[The records Boundary: Start]

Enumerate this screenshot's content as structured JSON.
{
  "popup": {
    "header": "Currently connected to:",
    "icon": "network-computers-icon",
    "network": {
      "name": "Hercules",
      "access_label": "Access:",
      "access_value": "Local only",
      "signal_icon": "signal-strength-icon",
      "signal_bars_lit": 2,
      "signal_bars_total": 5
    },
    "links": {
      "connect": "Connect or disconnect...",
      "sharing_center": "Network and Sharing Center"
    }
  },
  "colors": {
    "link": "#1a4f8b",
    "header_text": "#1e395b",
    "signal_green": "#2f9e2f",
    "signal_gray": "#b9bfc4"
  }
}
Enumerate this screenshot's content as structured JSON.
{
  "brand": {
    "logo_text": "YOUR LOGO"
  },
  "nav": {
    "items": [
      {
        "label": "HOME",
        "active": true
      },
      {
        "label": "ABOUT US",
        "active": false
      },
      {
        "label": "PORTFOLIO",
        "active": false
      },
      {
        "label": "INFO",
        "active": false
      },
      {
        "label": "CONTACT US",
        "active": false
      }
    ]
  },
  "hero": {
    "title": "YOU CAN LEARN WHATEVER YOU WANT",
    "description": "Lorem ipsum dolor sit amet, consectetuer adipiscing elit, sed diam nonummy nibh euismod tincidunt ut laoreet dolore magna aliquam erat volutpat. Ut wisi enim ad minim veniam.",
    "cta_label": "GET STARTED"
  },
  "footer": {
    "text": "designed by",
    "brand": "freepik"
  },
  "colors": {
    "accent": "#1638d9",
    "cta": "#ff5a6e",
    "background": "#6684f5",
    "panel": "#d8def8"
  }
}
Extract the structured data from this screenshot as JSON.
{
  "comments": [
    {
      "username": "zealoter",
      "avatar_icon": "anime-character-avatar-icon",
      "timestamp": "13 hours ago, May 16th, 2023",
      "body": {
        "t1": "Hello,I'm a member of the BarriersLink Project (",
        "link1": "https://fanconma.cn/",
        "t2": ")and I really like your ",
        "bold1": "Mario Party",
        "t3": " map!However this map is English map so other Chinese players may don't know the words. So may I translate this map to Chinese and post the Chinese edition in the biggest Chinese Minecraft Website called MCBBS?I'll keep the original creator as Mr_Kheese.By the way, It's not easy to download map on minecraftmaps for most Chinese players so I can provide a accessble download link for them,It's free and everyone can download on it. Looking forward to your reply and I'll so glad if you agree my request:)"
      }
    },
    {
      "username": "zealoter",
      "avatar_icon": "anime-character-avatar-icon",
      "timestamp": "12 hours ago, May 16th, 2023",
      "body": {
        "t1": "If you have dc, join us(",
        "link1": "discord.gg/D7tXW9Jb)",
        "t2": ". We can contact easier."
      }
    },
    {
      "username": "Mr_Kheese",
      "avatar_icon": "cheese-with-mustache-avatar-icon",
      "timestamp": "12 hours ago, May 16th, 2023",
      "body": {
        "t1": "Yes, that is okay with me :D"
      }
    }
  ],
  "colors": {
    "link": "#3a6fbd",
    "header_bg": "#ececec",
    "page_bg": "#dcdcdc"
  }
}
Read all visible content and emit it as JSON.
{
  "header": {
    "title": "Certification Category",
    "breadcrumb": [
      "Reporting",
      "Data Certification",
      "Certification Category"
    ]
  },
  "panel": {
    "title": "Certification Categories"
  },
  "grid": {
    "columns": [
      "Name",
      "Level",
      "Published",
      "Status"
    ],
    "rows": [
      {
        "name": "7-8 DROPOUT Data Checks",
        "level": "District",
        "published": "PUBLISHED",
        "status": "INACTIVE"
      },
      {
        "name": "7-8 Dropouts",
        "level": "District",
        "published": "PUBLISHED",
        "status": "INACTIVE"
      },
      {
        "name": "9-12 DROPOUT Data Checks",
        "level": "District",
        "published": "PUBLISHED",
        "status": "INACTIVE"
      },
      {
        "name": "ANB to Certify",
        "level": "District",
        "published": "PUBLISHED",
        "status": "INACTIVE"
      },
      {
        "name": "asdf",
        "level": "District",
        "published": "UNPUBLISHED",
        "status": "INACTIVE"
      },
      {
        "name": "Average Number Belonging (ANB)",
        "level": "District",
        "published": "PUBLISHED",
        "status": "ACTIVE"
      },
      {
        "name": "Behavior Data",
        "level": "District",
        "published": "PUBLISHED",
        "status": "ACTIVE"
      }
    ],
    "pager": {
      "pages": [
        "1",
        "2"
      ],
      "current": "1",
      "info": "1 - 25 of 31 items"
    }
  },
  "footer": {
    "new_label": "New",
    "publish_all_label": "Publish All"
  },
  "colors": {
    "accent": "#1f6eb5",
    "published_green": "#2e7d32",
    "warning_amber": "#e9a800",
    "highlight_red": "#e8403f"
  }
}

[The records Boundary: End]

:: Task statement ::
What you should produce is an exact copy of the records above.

:: Response ::
Enumerate this screenshot's content as structured JSON.
{
  "popup": {
    "header": "Currently connected to:",
    "icon": "network-computers-icon",
    "network": {
      "name": "Hercules",
      "access_label": "Access:",
      "access_value": "Local only",
      "signal_icon": "signal-strength-icon",
      "signal_bars_lit": 2,
      "signal_bars_total": 5
    },
    "links": {
      "connect": "Connect or disconnect...",
      "sharing_center": "Network and Sharing Center"
    }
  },
  "colors": {
    "link": "#1a4f8b",
    "header_text": "#1e395b",
    "signal_green": "#2f9e2f",
    "signal_gray": "#b9bfc4"
  }
}
Enumerate this screenshot's content as structured JSON.
{
  "brand": {
    "logo_text": "YOUR LOGO"
  },
  "nav": {
    "items": [
      {
        "label": "HOME",
        "active": true
      },
      {
        "label": "ABOUT US",
        "active": false
      },
      {
        "label": "PORTFOLIO",
        "active": false
      },
      {
        "label": "INFO",
        "active": false
      },
      {
        "label": "CONTACT US",
        "active": false
      }
    ]
  },
  "hero": {
    "title": "YOU CAN LEARN WHATEVER YOU WANT",
    "description": "Lorem ipsum dolor sit amet, consectetuer adipiscing elit, sed diam nonummy nibh euismod tincidunt ut laoreet dolore magna aliquam erat volutpat. Ut wisi enim ad minim veniam.",
    "cta_label": "GET STARTED"
  },
  "footer": {
    "text": "designed by",
    "brand": "freepik"
  },
  "colors": {
    "accent": "#1638d9",
    "cta": "#ff5a6e",
    "background": "#6684f5",
    "panel": "#d8def8"
  }
}
Extract the structured data from this screenshot as JSON.
{
  "comments": [
    {
      "username": "zealoter",
      "avatar_icon": "anime-character-avatar-icon",
      "timestamp": "13 hours ago, May 16th, 2023",
      "body": {
        "t1": "Hello,I'm a member of the BarriersLink Project (",
        "link1": "https://fanconma.cn/",
        "t2": ")and I really like your ",
        "bold1": "Mario Party",
        "t3": " map!However this map is English map so other Chinese players may don't know the words. So may I translate this map to Chinese and post the Chinese edition in the biggest Chinese Minecraft Website called MCBBS?I'll keep the original creator as Mr_Kheese.By the way, It's not easy to download map on minecraftmaps for most Chinese players so I can provide a accessble download link for them,It's free and everyone can download on it. Looking forward to your reply and I'll so glad if you agree my request:)"
      }
    },
    {
      "username": "zealoter",
      "avatar_icon": "anime-character-avatar-icon",
      "timestamp": "12 hours ago, May 16th, 2023",
      "body": {
        "t1": "If you have dc, join us(",
        "link1": "discord.gg/D7tXW9Jb)",
        "t2": ". We can contact easier."
      }
    },
    {
      "username": "Mr_Kheese",
      "avatar_icon": "cheese-with-mustache-avatar-icon",
      "timestamp": "12 hours ago, May 16th, 2023",
      "body": {
        "t1": "Yes, that is okay with me :D"
      }
    }
  ],
  "colors": {
    "link": "#3a6fbd",
    "header_bg": "#ececec",
    "page_bg": "#dcdcdc"
  }
}
Read all visible content and emit it as JSON.
{
  "header": {
    "title": "Certification Category",
    "breadcrumb": [
      "Reporting",
      "Data Certification",
      "Certification Category"
    ]
  },
  "panel": {
    "title": "Certification Categories"
  },
  "grid": {
    "columns": [
      "Name",
      "Level",
      "Published",
      "Status"
    ],
    "rows": [
      {
        "name": "7-8 DROPOUT Data Checks",
        "level": "District",
        "published": "PUBLISHED",
        "status": "INACTIVE"
      },
      {
        "name": "7-8 Dropouts",
        "level": "District",
        "published": "PUBLISHED",
        "status": "INACTIVE"
      },
      {
        "name": "9-12 DROPOUT Data Checks",
        "level": "District",
        "published": "PUBLISHED",
        "status": "INACTIVE"
      },
      {
        "name": "ANB to Certify",
        "level": "District",
        "published": "PUBLISHED",
        "status": "INACTIVE"
      },
      {
        "name": "asdf",
        "level": "District",
        "published": "UNPUBLISHED",
        "status": "INACTIVE"
      },
      {
        "name": "Average Number Belonging (ANB)",
        "level": "District",
        "published": "PUBLISHED",
        "status": "ACTIVE"
      },
      {
        "name": "Behavior Data",
        "level": "District",
        "published": "PUBLISHED",
        "status": "ACTIVE"
      }
    ],
    "pager": {
      "pages": [
        "1",
        "2"
      ],
      "current": "1",
      "info": "1 - 25 of 31 items"
    }
  },
  "footer": {
    "new_label": "New",
    "publish_all_label": "Publish All"
  },
  "colors": {
    "accent": "#1f6eb5",
    "published_green": "#2e7d32",
    "warning_amber": "#e9a800",
    "highlight_red": "#e8403f"
  }
}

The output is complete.